▶ [WHAT THE EXERCISE ASKS]: Below are some records; copy each line in them that contains "header".

▶ [EXTRACTED MATERIAL]:
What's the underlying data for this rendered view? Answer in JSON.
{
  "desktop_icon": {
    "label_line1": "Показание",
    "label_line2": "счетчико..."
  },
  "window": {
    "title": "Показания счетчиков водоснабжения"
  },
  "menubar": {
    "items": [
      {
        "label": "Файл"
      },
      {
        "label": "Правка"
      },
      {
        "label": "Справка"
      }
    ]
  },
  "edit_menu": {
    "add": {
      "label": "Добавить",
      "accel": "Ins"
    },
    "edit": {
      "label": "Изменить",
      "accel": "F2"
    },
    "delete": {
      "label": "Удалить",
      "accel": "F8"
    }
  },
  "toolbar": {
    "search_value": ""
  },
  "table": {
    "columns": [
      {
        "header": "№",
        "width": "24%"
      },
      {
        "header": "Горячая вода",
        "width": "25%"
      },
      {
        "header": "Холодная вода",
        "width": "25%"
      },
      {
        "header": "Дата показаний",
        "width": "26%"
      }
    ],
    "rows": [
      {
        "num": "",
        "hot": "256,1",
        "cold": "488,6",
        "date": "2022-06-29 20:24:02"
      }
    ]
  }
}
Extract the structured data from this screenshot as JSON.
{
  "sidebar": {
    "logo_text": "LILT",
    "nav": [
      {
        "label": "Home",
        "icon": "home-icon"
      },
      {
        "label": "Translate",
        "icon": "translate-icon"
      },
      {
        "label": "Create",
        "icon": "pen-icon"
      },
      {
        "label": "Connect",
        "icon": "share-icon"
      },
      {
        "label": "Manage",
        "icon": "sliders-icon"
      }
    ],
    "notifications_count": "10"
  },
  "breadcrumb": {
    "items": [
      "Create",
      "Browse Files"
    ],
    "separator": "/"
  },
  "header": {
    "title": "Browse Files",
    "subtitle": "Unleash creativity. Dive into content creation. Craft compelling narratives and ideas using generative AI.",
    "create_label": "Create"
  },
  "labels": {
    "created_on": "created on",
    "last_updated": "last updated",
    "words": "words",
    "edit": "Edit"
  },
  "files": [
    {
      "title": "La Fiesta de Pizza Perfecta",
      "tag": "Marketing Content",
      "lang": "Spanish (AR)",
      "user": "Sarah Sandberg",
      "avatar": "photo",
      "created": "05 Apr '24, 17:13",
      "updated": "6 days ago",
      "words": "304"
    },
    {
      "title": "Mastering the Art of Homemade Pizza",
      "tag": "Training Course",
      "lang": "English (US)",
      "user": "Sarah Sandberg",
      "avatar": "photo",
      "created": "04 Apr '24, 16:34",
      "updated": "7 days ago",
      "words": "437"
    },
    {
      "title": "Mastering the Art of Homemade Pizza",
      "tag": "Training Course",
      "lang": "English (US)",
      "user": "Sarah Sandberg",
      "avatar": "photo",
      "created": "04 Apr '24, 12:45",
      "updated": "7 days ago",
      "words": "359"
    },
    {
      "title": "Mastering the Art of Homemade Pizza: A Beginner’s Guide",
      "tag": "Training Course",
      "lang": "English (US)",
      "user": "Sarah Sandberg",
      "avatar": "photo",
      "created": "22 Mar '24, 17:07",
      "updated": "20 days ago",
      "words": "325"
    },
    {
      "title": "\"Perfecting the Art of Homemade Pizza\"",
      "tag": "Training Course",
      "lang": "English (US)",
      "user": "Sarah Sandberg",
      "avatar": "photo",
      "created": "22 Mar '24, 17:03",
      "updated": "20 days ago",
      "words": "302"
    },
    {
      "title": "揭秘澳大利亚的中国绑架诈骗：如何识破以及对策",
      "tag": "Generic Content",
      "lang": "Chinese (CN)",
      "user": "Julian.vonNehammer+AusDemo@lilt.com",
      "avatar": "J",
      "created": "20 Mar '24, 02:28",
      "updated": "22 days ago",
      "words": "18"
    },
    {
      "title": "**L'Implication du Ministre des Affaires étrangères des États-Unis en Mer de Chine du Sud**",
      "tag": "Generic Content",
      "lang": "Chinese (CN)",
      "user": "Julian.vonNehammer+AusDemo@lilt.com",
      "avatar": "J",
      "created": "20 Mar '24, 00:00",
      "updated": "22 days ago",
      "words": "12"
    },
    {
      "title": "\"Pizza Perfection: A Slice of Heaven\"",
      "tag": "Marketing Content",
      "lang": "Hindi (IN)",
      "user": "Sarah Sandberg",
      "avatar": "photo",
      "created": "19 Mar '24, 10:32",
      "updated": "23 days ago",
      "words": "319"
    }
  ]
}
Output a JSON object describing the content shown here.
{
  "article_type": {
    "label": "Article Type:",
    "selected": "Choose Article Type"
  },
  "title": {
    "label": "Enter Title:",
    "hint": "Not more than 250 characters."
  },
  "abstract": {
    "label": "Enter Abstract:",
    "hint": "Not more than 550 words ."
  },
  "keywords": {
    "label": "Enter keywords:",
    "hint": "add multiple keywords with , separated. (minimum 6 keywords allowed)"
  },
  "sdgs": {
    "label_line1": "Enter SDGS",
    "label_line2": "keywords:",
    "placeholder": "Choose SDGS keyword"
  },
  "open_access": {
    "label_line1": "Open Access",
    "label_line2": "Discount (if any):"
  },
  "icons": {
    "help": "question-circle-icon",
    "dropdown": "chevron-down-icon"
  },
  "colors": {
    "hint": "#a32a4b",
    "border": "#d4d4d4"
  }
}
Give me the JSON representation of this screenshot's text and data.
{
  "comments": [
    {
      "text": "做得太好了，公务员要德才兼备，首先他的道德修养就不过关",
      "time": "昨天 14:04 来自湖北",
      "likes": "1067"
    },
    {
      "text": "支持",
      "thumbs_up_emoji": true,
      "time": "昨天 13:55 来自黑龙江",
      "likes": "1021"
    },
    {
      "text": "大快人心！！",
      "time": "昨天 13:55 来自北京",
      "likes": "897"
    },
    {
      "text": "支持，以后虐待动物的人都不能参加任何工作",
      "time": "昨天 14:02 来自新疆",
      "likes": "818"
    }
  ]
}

▶ [WRITTEN RESPONSE]:
        "header": "№",
        "header": "Горячая вода",
        "header": "Холодная вода",
        "header": "Дата показаний",
  "header": {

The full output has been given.